On January 15 last year, the DCGI had asked the manufacturers to prove the safety and efficacy of the FDCs approved before October 1, 2012 and had made it clear that those FDCs approved by the State licencing authorities (SLAs) from October without the permission of the DCGI will be considered for ban.

“An issue has been raised regarding applicability of above requirements for FDCs licensed by State licencing authorities before 21.09.1988, after which all relevant provisions relating to New Drugs were introduced in Drugs and Cosmetics Rules.  The matter has been considered by this office and it is hereby clarified that requirements of providing safety and efficacy as mentioned above is not applicable for such FDCs which are licensed prior to 21st September 1988”, DCGI Dr GN Singh clarified in a letter addressed to all the state drug controllers in the country.

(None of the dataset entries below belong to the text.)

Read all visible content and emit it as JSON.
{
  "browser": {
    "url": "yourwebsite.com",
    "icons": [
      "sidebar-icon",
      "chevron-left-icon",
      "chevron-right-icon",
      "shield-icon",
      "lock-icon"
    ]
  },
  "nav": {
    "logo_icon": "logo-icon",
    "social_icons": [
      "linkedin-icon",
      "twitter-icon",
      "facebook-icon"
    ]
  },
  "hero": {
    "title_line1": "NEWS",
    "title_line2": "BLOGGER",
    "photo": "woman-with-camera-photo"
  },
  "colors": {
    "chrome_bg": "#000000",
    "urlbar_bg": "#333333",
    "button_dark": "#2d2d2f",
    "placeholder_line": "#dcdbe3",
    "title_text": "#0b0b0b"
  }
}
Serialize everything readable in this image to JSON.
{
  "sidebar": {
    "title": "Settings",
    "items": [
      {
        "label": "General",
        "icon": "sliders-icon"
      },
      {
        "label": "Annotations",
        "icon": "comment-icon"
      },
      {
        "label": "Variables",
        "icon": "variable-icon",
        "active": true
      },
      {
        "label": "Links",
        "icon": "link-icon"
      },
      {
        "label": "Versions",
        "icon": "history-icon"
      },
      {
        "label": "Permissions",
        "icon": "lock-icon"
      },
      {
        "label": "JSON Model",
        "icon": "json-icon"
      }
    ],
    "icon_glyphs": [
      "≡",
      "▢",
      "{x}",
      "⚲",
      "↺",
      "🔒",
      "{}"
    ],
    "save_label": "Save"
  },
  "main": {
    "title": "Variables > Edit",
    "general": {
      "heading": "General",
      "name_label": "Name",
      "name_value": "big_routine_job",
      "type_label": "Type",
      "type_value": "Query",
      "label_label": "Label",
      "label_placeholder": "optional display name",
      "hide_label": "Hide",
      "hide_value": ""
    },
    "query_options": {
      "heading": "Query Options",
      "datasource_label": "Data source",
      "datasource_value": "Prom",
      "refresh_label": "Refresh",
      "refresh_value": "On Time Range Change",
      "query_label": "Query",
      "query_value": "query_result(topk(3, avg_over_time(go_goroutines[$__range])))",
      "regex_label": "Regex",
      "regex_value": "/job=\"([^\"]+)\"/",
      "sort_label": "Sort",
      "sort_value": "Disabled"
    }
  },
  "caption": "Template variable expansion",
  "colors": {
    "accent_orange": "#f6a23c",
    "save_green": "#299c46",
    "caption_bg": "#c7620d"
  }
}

The DCGI’s clarification comes at a time when the DCGI’s office is conducting the massive exercise of examining the rationality of thousands of FDCs permitted by the SLAs without due approval from the DCGI.

The union health ministry had earlier constituted expert panels for the exercise of examining and regularising the thousands of fixed dose combinations (FDCs) permitted for manufacture and sale in the country without due approval from the DCGI. The expert panels have already held three meetings and the fourth meeting is scheduled for June 11.

Source: PharmaBiz